Balance Sheet – Demystified


In financial accounting; a world of numbers, columns, headings, and alphabet soup, sometimes even the most basic financial statements deserve a second look to fully grasp their purpose. In this case we will breakdown the make up of a balance sheet. A balance sheet prepared by a small company will be the same in purpose as that of a massive corporation Microsoft like. A balance sheet provides quick look at a business' financial situation. Remember: Balance sheets provide a look at the financial situation at a POINT IN TIME. A business will typically review its balance sheet at set intervals ie monthly or quarterly.

Anyone learning accounting will, no doubt, remember this equation:
Assets = Liabilities + Owner's Equity. (Note: Assets are increased by DEBITS while Liabilities and Owner's Equity are both increased by credits.) This equation IS the balance sheet, without all of the specific accounts, of course.


The Assets portion of the balance sheet can be divided in to two categories. Current assets are assets that typically have a useful life of less than one year. Assets are listed in order of how fast they can be converted in to cold hard cash, or how liquid they are. Current assets are more liquid than their long term counterparts. For instance, under the current assets heading you will most likely find items such as cash, accounts receivable, and inventory. In addition to currents assets, you will find a 'Long Term Assets' heading. Long term assets are items that a company will be in possession of for more than 1 year. Property, plants, and equipment are fine examples of a long term assets. A company probably will not move from plant to plant every year, therefore this would be considered a long term asset. You may also find long term investments and goodwill under long term assets.


Liabilities can be thought of as what a company or corporation owes. Loans, bonds issued, and accounts payable are considered liabilities. They, like assets are listed by how quickly they need to be repaid. Liabilities are similar to assets in that they can be current or long term. Current assets can include, but are not limited to, short term loans and accounts payable.

Owner's equity Owner's equity represents the amount of ownership shareholders have in the particular company plus or minus the company's earnings or losses. So when you buy stock in a particular company you add to the amount of owner's equity represented on the balance sheet. Typically under the owner's equity heading you will find preferred stock, common stock and retained earnings.

Preferred stock can be thought of as a higher class of stock. Those owning preferred stock in a company will feel less fallout if the company goes bankrupt, than will those owning common stock.

Retained earnings are the earnings that are to be kept within the company. When a company makes money it may distribute some of that to its shareholders as dividends or it will keep the money and place it under the retained earnings heading. Retained earnings will be subtracted from a company's Owner's Equity.


A balance sheet will typically be formatted as a vertical form of the equation that we learned in the first paragraph. First the assets will be listed at the top of the statement with the individual accounts being listed in order of liquidity, or how quickly that can be converted in to cash. So, cash or cash equivalents would be listed first.
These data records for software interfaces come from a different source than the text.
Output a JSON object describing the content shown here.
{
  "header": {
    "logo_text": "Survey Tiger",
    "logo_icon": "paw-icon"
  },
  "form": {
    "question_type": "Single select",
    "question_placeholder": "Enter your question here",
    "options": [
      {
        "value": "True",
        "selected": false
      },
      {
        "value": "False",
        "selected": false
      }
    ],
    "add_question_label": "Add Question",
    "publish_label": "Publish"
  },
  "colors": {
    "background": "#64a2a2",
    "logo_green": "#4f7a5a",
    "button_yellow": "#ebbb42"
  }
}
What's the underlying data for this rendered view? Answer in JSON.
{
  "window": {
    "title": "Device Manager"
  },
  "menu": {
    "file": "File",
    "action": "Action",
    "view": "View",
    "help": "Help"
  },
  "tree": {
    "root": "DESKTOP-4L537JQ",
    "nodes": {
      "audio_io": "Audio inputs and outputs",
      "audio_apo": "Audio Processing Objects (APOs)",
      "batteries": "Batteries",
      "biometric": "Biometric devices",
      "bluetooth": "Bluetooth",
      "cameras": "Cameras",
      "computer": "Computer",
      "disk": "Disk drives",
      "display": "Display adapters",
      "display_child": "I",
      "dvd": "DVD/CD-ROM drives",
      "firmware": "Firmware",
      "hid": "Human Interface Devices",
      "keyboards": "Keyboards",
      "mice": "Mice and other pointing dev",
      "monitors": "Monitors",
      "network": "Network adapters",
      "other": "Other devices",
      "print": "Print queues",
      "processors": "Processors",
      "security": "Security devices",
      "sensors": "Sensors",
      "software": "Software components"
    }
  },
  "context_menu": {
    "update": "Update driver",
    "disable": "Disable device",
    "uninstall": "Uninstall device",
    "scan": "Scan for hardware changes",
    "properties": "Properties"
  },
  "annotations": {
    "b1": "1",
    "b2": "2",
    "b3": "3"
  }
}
The total of all assets, current and long term, is annotated under the individual accounts for that specific reporting period.

Next, the liabilities are listed in the same fashion as the assets. The liabilities with the nearest due dates are listed first. So, accounts payable will be listed at the top of the liabilities section, directly under the heading. Once again, under the individual liability accounts, the total will be in bold.

Lastly, the Owner's Equity accounts are listed. The owner's equity stock accounts are listed in order of class. Being that preferred stock is a higher class of stock, it will be listed above common stock. Under the 'stocks' you will find retained earnings. In accounting when a number is subtracted, it is annotated as such by being placed in parentheses. Therefore, being that retained earnings are subtracted from owner's equity, its total will be placed in parentheses. Thus, as a total, you will find the total of all of the owner's equity minus the total retained earnings.

Now that all three portions of the equation have been accounted for, and the corresponding totals have been found, you must check that the balance sheet, IS in fact balanced (there's a reason its called a BALANCE sheet.) Going back to the fundamental equation in the first paragraph, check to make sure that when you add the totals of Liabilities and Owner's Equity, you end up with exactly the same total as that of the Assets accounts.

Please remember that a small company's balance sheet will not have the same number of a accounts that a huge corporation's does. However the format will remain constant, no matter the number of specific accounts that are listed. Finally … Assets = Liabilities + Owner's Equity.